The 22-year-old currently plies her professional trade with the Italian-based women’s road cycling team Valcar Travel & Service and expressed a myriad of feelings regarding her presence there during this pandemic.
On Wednesday, the number of people dying from coronavirus in Italy had risen by 475 in one day to nearly 3,000 – the biggest increase since the outbreak. Italy is the globe's worst affected country after China and many restrictions have been imposed on its citizens in an attempt to quell the spread.
Campbell has been in Europe since December 2019 and shared her emotional experience from her Italian location on Wednesday.
“When I go outside, it’s like a zombie apocalypse. Everyone with face masks and gloves. You see the fear amongst the people. I am not comfortable and get anxiety from time to time. It’s not normal to constantly hear the ambulance up and down the roads. There are lines to go inside the supermarket as they only allow a certain amount of people at a time, the same goes for the pharmacy.”
The Perfection Services Limited representative is however, still allowed to train outdoors, once she wears her customary athletic protective gear and a mask. The team limits its outdoor activity but cyclists must train with a partner if necessary. They also train indoors.
Valcar Travel & Service also provided its members with the required documents to prove they are pro cyclists just in case riders are stopped by the police. This is due to an increase in the presence of protective services as an additional precautionary measure.
“When I go outdoors to train, I am always with another teammate who lives nearby. The coach insists I must always train with her and two other guys. It is safer this way. The roads are quieter but we still meet ignorant drivers who apparently are unaware that we are still allowed to train on the roads,” she added.
When asked if she fared better in TT, Campbell denounced the idea and declared airports as one of the main contributors of coronavirus. She was even allowed an opportunity to travel home by her club before the airports closed off recently, but refused. The Vuelta CV Féminas (Spain) third-place finisher remains optimistic amidst the global pandemic.
“I do not want to come home but even if I wanted to, I think it just increases my chances of attaining the virus as it’s a long transfer. The virus is everywhere and affecting everyone. Several things go through my mind on a daily basis but I try to live in the moment and not stress over things I cannot control. It allows me to cope better under the circumstances,” she continued.

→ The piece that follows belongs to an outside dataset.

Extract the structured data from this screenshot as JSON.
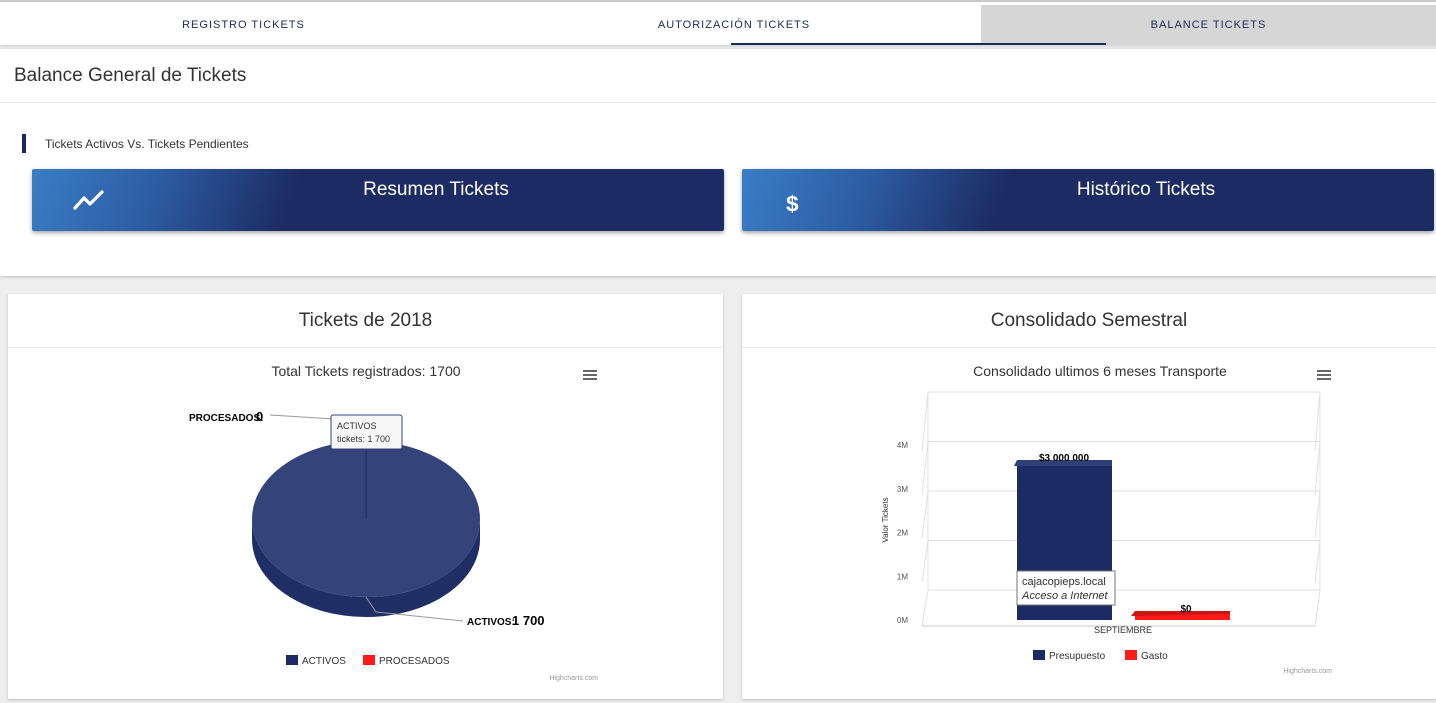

Campbell believes she needs to remain strong in this time of crisis since she is thousands of miles away from her closest family member. According to the double Pan American gold medallist, all races have been suspended for the next couple weeks and will resume when the situation normalises.
“This situation showed me how much I have matured as an individual. I often found myself calming down those panicking around me including one of my former team-mates from the World Cycling Center. She is in Spain. She couldn’t believe how I still had a smile on my face and was not nervous and panicking like her. However, ‘knock on wood’, if I so happen to crack, I have a psychologist on standby,” Campbell concluded.